* Work item
Reproduce the records word for word, with nothing left out.

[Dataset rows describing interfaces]

***

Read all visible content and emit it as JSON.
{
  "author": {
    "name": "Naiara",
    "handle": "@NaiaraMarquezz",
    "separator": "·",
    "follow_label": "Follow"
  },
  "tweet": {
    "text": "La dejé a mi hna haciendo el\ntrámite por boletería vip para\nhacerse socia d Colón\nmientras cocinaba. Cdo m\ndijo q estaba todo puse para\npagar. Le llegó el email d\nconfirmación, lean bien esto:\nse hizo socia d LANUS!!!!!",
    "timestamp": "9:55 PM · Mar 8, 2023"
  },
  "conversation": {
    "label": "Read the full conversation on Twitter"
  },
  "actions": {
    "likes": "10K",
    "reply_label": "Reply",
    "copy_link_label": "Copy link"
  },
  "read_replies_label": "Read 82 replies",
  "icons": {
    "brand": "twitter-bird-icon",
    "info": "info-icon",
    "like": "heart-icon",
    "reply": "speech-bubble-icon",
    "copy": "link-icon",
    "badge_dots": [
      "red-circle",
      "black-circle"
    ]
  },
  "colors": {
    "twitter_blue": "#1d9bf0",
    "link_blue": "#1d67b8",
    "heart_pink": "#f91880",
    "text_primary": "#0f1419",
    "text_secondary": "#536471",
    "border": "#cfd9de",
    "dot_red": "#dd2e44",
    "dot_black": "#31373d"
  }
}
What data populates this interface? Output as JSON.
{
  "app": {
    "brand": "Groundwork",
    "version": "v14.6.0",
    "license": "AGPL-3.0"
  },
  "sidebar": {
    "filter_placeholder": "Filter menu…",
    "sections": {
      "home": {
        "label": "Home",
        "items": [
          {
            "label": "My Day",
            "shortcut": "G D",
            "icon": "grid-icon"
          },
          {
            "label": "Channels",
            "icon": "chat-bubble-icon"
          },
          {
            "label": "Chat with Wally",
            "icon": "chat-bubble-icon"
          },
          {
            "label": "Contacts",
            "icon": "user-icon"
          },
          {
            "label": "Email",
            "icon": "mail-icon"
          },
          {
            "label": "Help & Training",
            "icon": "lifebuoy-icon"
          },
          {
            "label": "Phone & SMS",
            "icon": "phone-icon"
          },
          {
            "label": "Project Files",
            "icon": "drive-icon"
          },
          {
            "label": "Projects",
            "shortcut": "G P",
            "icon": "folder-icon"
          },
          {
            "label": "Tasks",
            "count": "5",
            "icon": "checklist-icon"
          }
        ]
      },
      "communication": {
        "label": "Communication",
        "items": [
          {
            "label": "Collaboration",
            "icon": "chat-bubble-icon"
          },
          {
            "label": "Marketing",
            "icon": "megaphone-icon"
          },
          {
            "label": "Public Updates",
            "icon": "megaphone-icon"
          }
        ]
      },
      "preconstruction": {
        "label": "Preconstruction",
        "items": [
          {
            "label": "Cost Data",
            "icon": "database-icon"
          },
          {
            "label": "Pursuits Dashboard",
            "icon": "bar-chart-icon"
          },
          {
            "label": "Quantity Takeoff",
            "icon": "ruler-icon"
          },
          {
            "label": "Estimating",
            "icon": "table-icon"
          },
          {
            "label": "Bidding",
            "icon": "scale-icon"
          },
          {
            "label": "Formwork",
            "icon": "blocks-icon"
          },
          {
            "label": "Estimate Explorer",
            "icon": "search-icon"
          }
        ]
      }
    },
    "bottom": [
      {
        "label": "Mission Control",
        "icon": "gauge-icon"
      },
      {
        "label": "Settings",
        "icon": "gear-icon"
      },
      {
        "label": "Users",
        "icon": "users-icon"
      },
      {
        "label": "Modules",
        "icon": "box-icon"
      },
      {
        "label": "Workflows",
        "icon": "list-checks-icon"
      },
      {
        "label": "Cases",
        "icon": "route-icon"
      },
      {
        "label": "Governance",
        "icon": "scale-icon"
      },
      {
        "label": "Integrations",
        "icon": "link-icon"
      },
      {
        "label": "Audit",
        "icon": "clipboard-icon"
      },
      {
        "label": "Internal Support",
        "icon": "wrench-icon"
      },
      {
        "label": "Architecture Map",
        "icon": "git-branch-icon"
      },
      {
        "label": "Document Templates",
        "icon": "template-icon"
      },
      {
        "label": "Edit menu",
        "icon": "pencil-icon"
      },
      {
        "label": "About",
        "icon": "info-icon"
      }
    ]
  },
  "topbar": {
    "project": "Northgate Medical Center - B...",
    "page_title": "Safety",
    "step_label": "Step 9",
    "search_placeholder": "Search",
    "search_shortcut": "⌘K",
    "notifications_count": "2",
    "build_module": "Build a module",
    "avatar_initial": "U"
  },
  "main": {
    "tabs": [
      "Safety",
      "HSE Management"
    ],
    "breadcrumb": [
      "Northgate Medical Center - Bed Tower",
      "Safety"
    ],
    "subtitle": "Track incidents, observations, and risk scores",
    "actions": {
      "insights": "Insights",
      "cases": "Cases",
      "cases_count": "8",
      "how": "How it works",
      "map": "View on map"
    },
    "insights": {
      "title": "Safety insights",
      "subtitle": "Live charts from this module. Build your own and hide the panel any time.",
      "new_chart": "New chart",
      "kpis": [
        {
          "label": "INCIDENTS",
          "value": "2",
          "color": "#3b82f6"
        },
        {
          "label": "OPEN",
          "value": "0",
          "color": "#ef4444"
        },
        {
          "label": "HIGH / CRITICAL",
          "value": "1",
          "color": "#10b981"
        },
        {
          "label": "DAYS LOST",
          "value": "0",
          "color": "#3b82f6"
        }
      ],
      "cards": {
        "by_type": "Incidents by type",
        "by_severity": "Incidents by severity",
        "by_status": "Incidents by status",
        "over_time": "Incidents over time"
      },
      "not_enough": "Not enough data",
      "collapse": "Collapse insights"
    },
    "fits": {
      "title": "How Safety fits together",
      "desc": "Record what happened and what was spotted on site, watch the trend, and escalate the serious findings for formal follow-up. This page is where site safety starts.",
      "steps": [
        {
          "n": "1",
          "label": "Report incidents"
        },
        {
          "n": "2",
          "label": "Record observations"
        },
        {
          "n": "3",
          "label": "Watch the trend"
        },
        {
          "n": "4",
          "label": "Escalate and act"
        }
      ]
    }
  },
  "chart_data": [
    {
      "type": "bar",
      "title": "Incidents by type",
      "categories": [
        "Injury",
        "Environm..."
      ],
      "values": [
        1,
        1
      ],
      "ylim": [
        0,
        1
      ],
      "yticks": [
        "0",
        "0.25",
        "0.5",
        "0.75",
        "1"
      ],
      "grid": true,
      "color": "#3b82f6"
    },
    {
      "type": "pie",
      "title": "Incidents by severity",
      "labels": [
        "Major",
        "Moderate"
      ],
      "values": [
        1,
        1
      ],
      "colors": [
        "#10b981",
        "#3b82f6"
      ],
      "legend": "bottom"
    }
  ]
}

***

* Result
Read all visible content and emit it as JSON.
{
  "author": {
    "name": "Naiara",
    "handle": "@NaiaraMarquezz",
    "separator": "·",
    "follow_label": "Follow"
  },
  "tweet": {
    "text": "La dejé a mi hna haciendo el\ntrámite por boletería vip para\nhacerse socia d Colón\nmientras cocinaba. Cdo m\ndijo q estaba todo puse para\npagar. Le llegó el email d\nconfirmación, lean bien esto:\nse hizo socia d LANUS!!!!!",
    "timestamp": "9:55 PM · Mar 8, 2023"
  },
  "conversation": {
    "label": "Read the full conversation on Twitter"
  },
  "actions": {
    "likes": "10K",
    "reply_label": "Reply",
    "copy_link_label": "Copy link"
  },
  "read_replies_label": "Read 82 replies",
  "icons": {
    "brand": "twitter-bird-icon",
    "info": "info-icon",
    "like": "heart-icon",
    "reply": "speech-bubble-icon",
    "copy": "link-icon",
    "badge_dots": [
      "red-circle",
      "black-circle"
    ]
  },
  "colors": {
    "twitter_blue": "#1d9bf0",
    "link_blue": "#1d67b8",
    "heart_pink": "#f91880",
    "text_primary": "#0f1419",
    "text_secondary": "#536471",
    "border": "#cfd9de",
    "dot_red": "#dd2e44",
    "dot_black": "#31373d"
  }
}
What data populates this interface? Output as JSON.
{
  "app": {
    "brand": "Groundwork",
    "version": "v14.6.0",
    "license": "AGPL-3.0"
  },
  "sidebar": {
    "filter_placeholder": "Filter menu…",
    "sections": {
      "home": {
        "label": "Home",
        "items": [
          {
            "label": "My Day",
            "shortcut": "G D",
            "icon": "grid-icon"
          },
          {
            "label": "Channels",
            "icon": "chat-bubble-icon"
          },
          {
            "label": "Chat with Wally",
            "icon": "chat-bubble-icon"
          },
          {
            "label": "Contacts",
            "icon": "user-icon"
          },
          {
            "label": "Email",
            "icon": "mail-icon"
          },
          {
            "label": "Help & Training",
            "icon": "lifebuoy-icon"
          },
          {
            "label": "Phone & SMS",
            "icon": "phone-icon"
          },
          {
            "label": "Project Files",
            "icon": "drive-icon"
          },
          {
            "label": "Projects",
            "shortcut": "G P",
            "icon": "folder-icon"
          },
          {
            "label": "Tasks",
            "count": "5",
            "icon": "checklist-icon"
          }
        ]
      },
      "communication": {
        "label": "Communication",
        "items": [
          {
            "label": "Collaboration",
            "icon": "chat-bubble-icon"
          },
          {
            "label": "Marketing",
            "icon": "megaphone-icon"
          },
          {
            "label": "Public Updates",
            "icon": "megaphone-icon"
          }
        ]
      },
      "preconstruction": {
        "label": "Preconstruction",
        "items": [
          {
            "label": "Cost Data",
            "icon": "database-icon"
          },
          {
            "label": "Pursuits Dashboard",
            "icon": "bar-chart-icon"
          },
          {
            "label": "Quantity Takeoff",
            "icon": "ruler-icon"
          },
          {
            "label": "Estimating",
            "icon": "table-icon"
          },
          {
            "label": "Bidding",
            "icon": "scale-icon"
          },
          {
            "label": "Formwork",
            "icon": "blocks-icon"
          },
          {
            "label": "Estimate Explorer",
            "icon": "search-icon"
          }
        ]
      }
    },
    "bottom": [
      {
        "label": "Mission Control",
        "icon": "gauge-icon"
      },
      {
        "label": "Settings",
        "icon": "gear-icon"
      },
      {
        "label": "Users",
        "icon": "users-icon"
      },
      {
        "label": "Modules",
        "icon": "box-icon"
      },
      {
        "label": "Workflows",
        "icon": "list-checks-icon"
      },
      {
        "label": "Cases",
        "icon": "route-icon"
      },
      {
        "label": "Governance",
        "icon": "scale-icon"
      },
      {
        "label": "Integrations",
        "icon": "link-icon"
      },
      {
        "label": "Audit",
        "icon": "clipboard-icon"
      },
      {
        "label": "Internal Support",
        "icon": "wrench-icon"
      },
      {
        "label": "Architecture Map",
        "icon": "git-branch-icon"
      },
      {
        "label": "Document Templates",
        "icon": "template-icon"
      },
      {
        "label": "Edit menu",
        "icon": "pencil-icon"
      },
      {
        "label": "About",
        "icon": "info-icon"
      }
    ]
  },
  "topbar": {
    "project": "Northgate Medical Center - B...",
    "page_title": "Safety",
    "step_label": "Step 9",
    "search_placeholder": "Search",
    "search_shortcut": "⌘K",
    "notifications_count": "2",
    "build_module": "Build a module",
    "avatar_initial": "U"
  },
  "main": {
    "tabs": [
      "Safety",
      "HSE Management"
    ],
    "breadcrumb": [
      "Northgate Medical Center - Bed Tower",
      "Safety"
    ],
    "subtitle": "Track incidents, observations, and risk scores",
    "actions": {
      "insights": "Insights",
      "cases": "Cases",
      "cases_count": "8",
      "how": "How it works",
      "map": "View on map"
    },
    "insights": {
      "title": "Safety insights",
      "subtitle": "Live charts from this module. Build your own and hide the panel any time.",
      "new_chart": "New chart",
      "kpis": [
        {
          "label": "INCIDENTS",
          "value": "2",
          "color": "#3b82f6"
        },
        {
          "label": "OPEN",
          "value": "0",
          "color": "#ef4444"
        },
        {
          "label": "HIGH / CRITICAL",
          "value": "1",
          "color": "#10b981"
        },
        {
          "label": "DAYS LOST",
          "value": "0",
          "color": "#3b82f6"
        }
      ],
      "cards": {
        "by_type": "Incidents by type",
        "by_severity": "Incidents by severity",
        "by_status": "Incidents by status",
        "over_time": "Incidents over time"
      },
      "not_enough": "Not enough data",
      "collapse": "Collapse insights"
    },
    "fits": {
      "title": "How Safety fits together",
      "desc": "Record what happened and what was spotted on site, watch the trend, and escalate the serious findings for formal follow-up. This page is where site safety starts.",
      "steps": [
        {
          "n": "1",
          "label": "Report incidents"
        },
        {
          "n": "2",
          "label": "Record observations"
        },
        {
          "n": "3",
          "label": "Watch the trend"
        },
        {
          "n": "4",
          "label": "Escalate and act"
        }
      ]
    }
  },
  "chart_data": [
    {
      "type": "bar",
      "title": "Incidents by type",
      "categories": [
        "Injury",
        "Environm..."
      ],
      "values": [
        1,
        1
      ],
      "ylim": [
        0,
        1
      ],
      "yticks": [
        "0",
        "0.25",
        "0.5",
        "0.75",
        "1"
      ],
      "grid": true,
      "color": "#3b82f6"
    },
    {
      "type": "pie",
      "title": "Incidents by severity",
      "labels": [
        "Major",
        "Moderate"
      ],
      "values": [
        1,
        1
      ],
      "colors": [
        "#10b981",
        "#3b82f6"
      ],
      "legend": "bottom"
    }
  ]
}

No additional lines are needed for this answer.